For each record that follows, restate the text exactly and drop the pictures.

** Records to use follows **

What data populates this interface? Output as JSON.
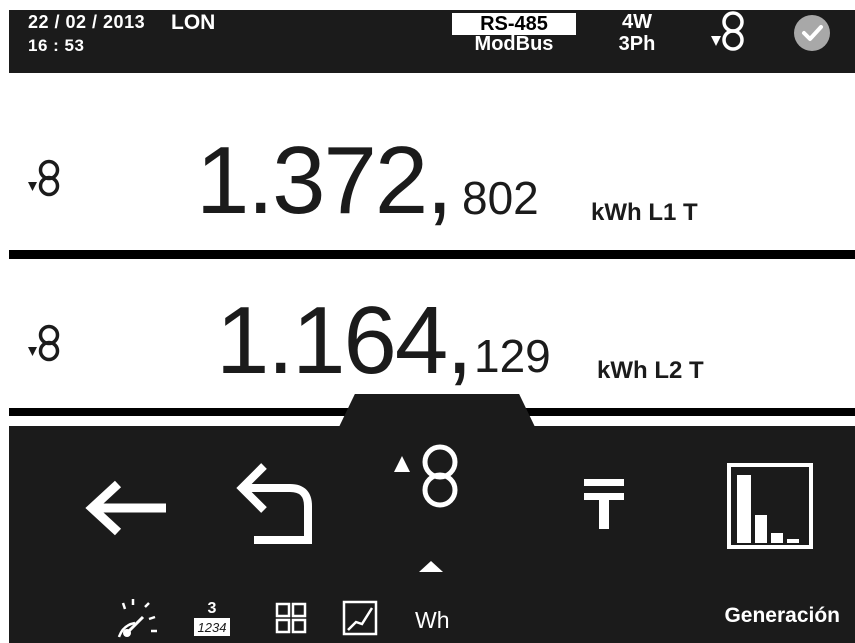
{
  "status": {
    "date": "22 / 02 / 2013",
    "time": "16 : 53",
    "location": "LON",
    "protocol": "RS-485",
    "mode": "ModBus",
    "wires": "4W",
    "phases": "3Ph",
    "ct_icon": "current-transformer-icon",
    "check_icon": "check-icon"
  },
  "readings": [
    {
      "integer": "1.372,",
      "decimal": "802",
      "unit": "kWh L1 T"
    },
    {
      "integer": "1.164,",
      "decimal": "129",
      "unit": "kWh L2 T"
    }
  ],
  "toolbar": {
    "buttons": [
      "arrow-left-icon",
      "return-icon",
      "current-transformer-icon",
      "tariff-icon",
      "bar-chart-icon"
    ],
    "selected": "current-transformer-icon"
  },
  "bottom": {
    "icons": [
      "gauge-icon",
      "counter-icon",
      "grid-icon",
      "graph-icon"
    ],
    "counter_top": "3",
    "counter_bottom": "1234",
    "wh_label": "Wh",
    "mode_label": "Generación"
  },
  "colors": {
    "dark": "#1b1b1b",
    "check": "#a8a8a8"
  }
}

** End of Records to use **

Reply:
What data populates this interface? Output as JSON.
{
  "status": {
    "date": "22 / 02 / 2013",
    "time": "16 : 53",
    "location": "LON",
    "protocol": "RS-485",
    "mode": "ModBus",
    "wires": "4W",
    "phases": "3Ph",
    "ct_icon": "current-transformer-icon",
    "check_icon": "check-icon"
  },
  "readings": [
    {
      "integer": "1.372,",
      "decimal": "802",
      "unit": "kWh L1 T"
    },
    {
      "integer": "1.164,",
      "decimal": "129",
      "unit": "kWh L2 T"
    }
  ],
  "toolbar": {
    "buttons": [
      "arrow-left-icon",
      "return-icon",
      "current-transformer-icon",
      "tariff-icon",
      "bar-chart-icon"
    ],
    "selected": "current-transformer-icon"
  },
  "bottom": {
    "icons": [
      "gauge-icon",
      "counter-icon",
      "grid-icon",
      "graph-icon"
    ],
    "counter_top": "3",
    "counter_bottom": "1234",
    "wh_label": "Wh",
    "mode_label": "Generación"
  },
  "colors": {
    "dark": "#1b1b1b",
    "check": "#a8a8a8"
  }
}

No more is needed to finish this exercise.